Until recently, to my way of thinking, the term “bullying” referred to groups of grade school, high school, or college-age kids who singled out and picked on a solitary young person who was viewed as being weak and vulnerable. But one current media item has been much on my mind. This is coverage of the alleged harassment of Miami Dolphins offensive lineman Jonathan Martin by one or more of his teammates. So the questions here become: Are insecure children the only victims of bullying? In fact, can a 300-pound professional football player also be bullied? Is there a difference between good-natured locker room ribbing and the kind of provocation that apparently was experienced by Jonathan Martin?
Back in September, a new film titled PARKLAND very quickly made the rounds of the film festival circuit, screening at Venice, Toronto, and elsewhere.
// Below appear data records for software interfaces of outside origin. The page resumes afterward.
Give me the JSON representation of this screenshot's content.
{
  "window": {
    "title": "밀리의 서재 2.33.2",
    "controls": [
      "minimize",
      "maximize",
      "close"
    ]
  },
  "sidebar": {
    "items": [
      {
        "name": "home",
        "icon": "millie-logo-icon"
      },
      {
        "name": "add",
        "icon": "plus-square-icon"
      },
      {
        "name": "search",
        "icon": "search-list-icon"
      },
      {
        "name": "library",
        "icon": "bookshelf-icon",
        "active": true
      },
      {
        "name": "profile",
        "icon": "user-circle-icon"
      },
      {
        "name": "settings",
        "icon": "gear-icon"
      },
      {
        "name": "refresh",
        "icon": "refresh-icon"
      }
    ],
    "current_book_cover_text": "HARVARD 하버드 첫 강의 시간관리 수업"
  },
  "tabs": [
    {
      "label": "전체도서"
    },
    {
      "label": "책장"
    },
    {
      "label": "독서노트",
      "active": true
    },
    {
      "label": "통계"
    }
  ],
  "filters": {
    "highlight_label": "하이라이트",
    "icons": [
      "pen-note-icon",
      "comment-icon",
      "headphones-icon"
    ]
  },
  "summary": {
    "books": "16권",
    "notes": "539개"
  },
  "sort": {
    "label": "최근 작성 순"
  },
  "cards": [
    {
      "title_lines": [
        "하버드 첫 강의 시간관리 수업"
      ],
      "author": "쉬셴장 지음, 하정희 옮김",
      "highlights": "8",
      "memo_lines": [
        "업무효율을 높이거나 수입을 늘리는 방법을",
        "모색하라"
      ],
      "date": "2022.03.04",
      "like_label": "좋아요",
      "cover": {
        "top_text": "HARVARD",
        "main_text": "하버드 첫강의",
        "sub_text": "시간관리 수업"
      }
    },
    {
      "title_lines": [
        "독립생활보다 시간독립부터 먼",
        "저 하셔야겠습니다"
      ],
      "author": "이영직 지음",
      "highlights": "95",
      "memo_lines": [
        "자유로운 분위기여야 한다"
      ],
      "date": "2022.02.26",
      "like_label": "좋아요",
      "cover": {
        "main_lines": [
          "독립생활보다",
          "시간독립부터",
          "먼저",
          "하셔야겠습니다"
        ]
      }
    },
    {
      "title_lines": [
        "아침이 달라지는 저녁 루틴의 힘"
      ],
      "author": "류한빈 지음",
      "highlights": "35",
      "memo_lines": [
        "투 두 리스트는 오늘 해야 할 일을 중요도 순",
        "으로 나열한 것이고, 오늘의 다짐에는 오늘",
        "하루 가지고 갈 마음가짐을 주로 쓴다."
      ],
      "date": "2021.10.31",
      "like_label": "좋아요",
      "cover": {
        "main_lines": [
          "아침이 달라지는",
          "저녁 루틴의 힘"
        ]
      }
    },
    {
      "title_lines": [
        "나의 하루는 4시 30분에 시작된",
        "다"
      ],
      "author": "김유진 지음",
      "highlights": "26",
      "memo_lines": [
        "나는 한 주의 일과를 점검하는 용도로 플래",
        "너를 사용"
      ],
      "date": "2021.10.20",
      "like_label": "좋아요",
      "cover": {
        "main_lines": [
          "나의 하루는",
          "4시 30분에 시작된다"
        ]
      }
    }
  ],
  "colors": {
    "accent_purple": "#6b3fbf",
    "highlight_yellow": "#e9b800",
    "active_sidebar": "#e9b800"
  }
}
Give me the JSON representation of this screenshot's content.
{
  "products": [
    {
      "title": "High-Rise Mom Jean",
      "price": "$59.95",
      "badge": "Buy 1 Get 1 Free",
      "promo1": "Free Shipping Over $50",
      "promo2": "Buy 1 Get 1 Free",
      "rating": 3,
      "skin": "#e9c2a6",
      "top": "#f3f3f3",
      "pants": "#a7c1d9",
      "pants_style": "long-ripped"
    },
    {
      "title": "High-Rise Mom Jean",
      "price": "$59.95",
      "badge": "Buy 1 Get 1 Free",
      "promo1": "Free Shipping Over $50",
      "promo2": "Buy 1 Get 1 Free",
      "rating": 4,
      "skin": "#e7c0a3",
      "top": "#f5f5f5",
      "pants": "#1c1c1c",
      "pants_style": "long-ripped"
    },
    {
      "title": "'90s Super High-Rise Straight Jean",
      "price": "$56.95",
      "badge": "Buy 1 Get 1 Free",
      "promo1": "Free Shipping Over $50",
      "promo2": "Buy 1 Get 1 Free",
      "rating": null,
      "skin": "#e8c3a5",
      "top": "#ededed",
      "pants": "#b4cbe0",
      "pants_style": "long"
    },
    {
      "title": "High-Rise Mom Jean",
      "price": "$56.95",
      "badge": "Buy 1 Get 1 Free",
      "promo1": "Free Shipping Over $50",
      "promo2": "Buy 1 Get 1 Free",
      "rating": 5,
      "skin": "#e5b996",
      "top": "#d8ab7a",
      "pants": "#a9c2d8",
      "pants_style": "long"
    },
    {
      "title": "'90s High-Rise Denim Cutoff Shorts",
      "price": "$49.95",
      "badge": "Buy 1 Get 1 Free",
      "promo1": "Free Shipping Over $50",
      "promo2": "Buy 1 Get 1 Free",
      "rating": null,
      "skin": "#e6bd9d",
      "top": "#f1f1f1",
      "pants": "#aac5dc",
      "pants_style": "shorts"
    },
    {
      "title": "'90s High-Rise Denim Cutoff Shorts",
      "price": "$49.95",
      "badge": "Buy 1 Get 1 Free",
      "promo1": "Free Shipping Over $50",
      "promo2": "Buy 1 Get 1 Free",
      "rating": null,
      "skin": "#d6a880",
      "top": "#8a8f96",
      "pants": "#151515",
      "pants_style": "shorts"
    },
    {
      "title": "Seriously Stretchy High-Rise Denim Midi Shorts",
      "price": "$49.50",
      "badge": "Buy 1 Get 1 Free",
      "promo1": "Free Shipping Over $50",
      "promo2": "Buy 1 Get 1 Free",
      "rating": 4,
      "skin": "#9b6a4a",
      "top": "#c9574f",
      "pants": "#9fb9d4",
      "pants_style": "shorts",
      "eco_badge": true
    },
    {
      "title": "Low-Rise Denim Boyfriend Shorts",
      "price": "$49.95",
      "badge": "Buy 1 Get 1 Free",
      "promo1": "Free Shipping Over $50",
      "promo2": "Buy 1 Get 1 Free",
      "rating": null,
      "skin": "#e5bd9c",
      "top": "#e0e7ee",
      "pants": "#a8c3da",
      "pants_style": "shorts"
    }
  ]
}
Then in October, PARKLAND opened theatrically. Even before coming to movie houses, its November 5 DVD release date was announced. From a marketing standpoint, all of this makes perfect sense. That is because PARKLAND is an ensemble piece which recounts the chaos that occurred in Dallas, Texas, five decades ago this month, upon the assassination of President John F. Kennedy.
Reviewer Rob Edelman takes a look at the history of slavery in cinema upon the release of 12 Years A Slave...
For sure, 12 Years A Slave is one of the best films not just of the season but of the year. However, there is one point about the subject matter explored in the film that deserves to be challenged. At the start of the Toronto Film Festival press conference for 12 Years A Slave, the film’s director, Steve McQueen, casually observed that the subject of slavery “hasn’t been given a platform in cinema.” Well, this simply is not so.
Upon first seeing the word “vampire” in the description of ONLY LOVERS LEFT ALIVE, the latest Jim Jarmusch film, which was screened this year at the Toronto Film Festival, I thought to myself, “Oh, no. Not another vampire film.” And furthermore, is Jarmusch just being trendy here? Is he looking to latch onto the coattails of the TWILIGHT franchise by making a film about creatures who subsist by sucking the blood of living beings?
Before and during the recently-concluded Toronto Film Festival, I found myself inundated with emails drawing my attention to a range of films. None were hyping the titles with major movie stars and Oscar possibilities. The publicists of these films likely were turning away journalists who craved one-on-one interviews with a Meryl Streep, a Brad Pitt, or a Julia Roberts.
One of the highlights of the just-concluded Toronto Film Festival is a film with an upstate New York connection. And you can be sure that, come the end of the year, it deservedly will be atop a host of critics’ ten-best-films lists and deservedly will garner a host of Academy Award nominations.
Years ago, “older” films that were screened at film festivals included newly-restored versions of silent films or classic Depression-era features: in other words, films that were produced years if not decades before the births of Baby Boomer cineastes.